In that context, we think the humble PIF deserves another look. The PIF fits within the charitable exemption from the 1940 Act because of the charitable remainder component. But even so, it can do what no other type of investment fund can do: It allows any number of investors of any level of wealth to pool their resources into a community-scale fund that can make equity investments in local businesses (along with any other kind of investments), with profits from those investments shared among the investors. No regulatory review is required, because of the securities law exemptions, which makes it efficient to set up. It’s like a local mutual fund without the regulatory burden.
There is, of course, the downside that the investors can’t get their money back because of the charitable remainder element. But that charitable remainder also brings a tax deduction, along with the knowledge that contributions will eventually go to a charitable cause. And depending on how the fund is invested, the years or even decades of income from a PIF may be far more valuable than the remainder interest.
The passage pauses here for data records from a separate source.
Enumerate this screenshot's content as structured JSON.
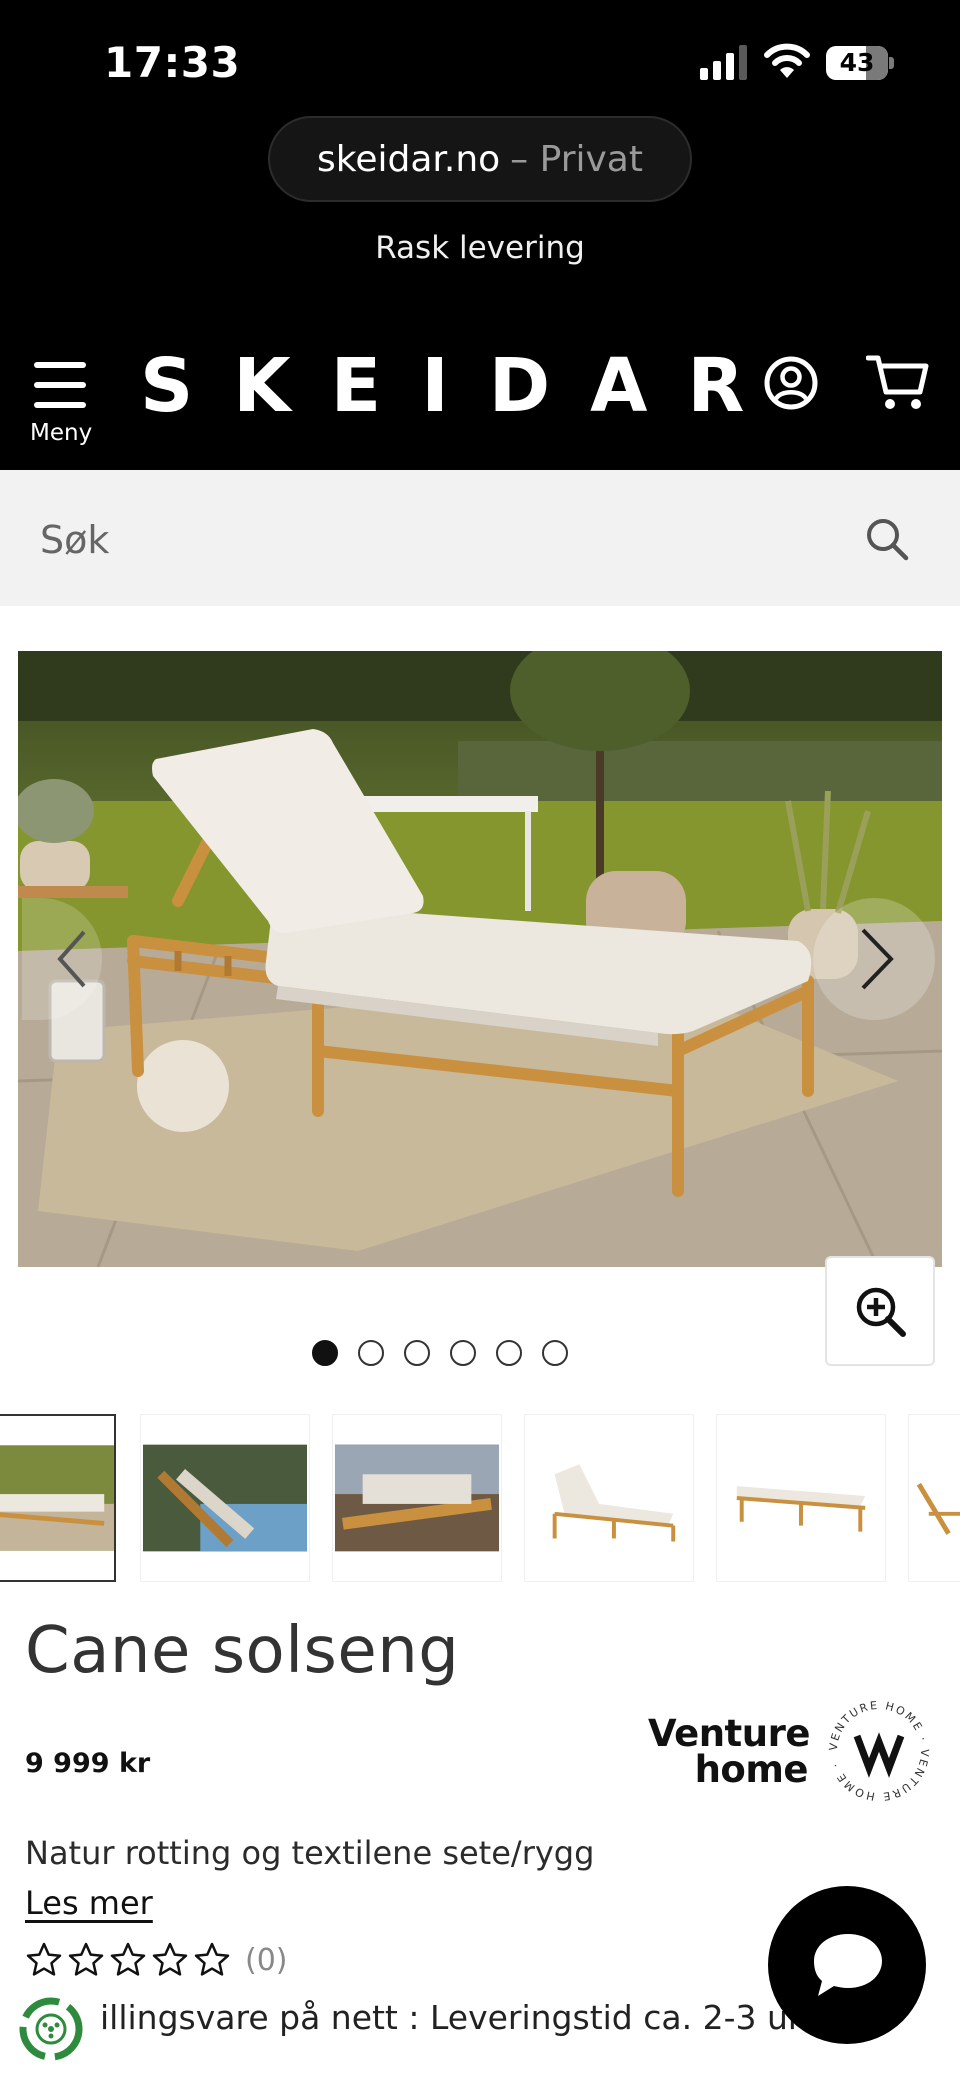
{
  "status_bar": {
    "time": "17:33",
    "battery": "43"
  },
  "browser": {
    "url_host": "skeidar.no",
    "url_mode": "– Privat"
  },
  "banner": {
    "text": "Rask levering"
  },
  "header": {
    "menu_label": "Meny",
    "logo": "SKEIDAR",
    "icons": [
      "hamburger-icon",
      "user-account-icon",
      "shopping-cart-icon"
    ]
  },
  "search": {
    "placeholder": "Søk",
    "icon": "search-icon"
  },
  "gallery": {
    "image_count": 6,
    "active_index": 0,
    "thumbnail_count": 6,
    "controls": [
      "chevron-left-icon",
      "chevron-right-icon",
      "zoom-in-icon"
    ]
  },
  "product": {
    "title": "Cane solseng",
    "price": "9 999 kr",
    "description": "Natur rotting og textilene sete/rygg",
    "read_more": "Les mer",
    "rating": {
      "stars": 0,
      "max": 5,
      "count_text": "(0)"
    },
    "delivery_text": "illingsvare på nett : Leveringstid ca. 2-3 uker"
  },
  "brand": {
    "line1": "Venture",
    "line2": "home",
    "seal_text": "VENTURE HOME"
  },
  "chat": {
    "icon": "chat-bubble-icon"
  },
  "colors": {
    "header_bg": "#000000",
    "search_bg": "#f2f2f2",
    "accent_green": "#2e8b3e"
  }
}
If the need arises, that life income stream can be transferred to another beneficiary.
Some may also argue that the assets of a PIF, being in a sense charitable assets, must be invested in a conservative way that does not accommodate the kind of small business equity investments that we are contemplating here. However, this argument is rooted in a false myth that fiduciary standards require charitable assets to be invested for capital preservation or for maximum financial return. While state laws vary, the general rule, as spelled out in the Uniform Prudent Management of Institutional Funds Act, is that charitable funds should be invested in a manner appropriate to the organization’s purpose – which could mean investing in local businesses, even if there is a higher risk of loss. The IRS recently underscored this point in a 2015 release on mission-related investing.
So a PIF can be much more than just a planned giving device that will eventually benefit the charitable sponsors. It can truly be an engine for local economic development that offers the benefits of investment to anyone in the community in an equitable and inclusive way. To date we are not aware of any PIF that is actually being used as a vehicle for community capital – that is, as a way for anyone to invest in the success of local businesses. However, in recent conversations that we’ve had, this idea has sparked significant interest, and we expect to see such a reimagined pooled income fund in action soon. So stay tuned.
Of course, nothing written here should be taken as legal, investment, or tax advice. If you would like to schedule a consultation with one of our principals at Cutting Edge Capital, click here.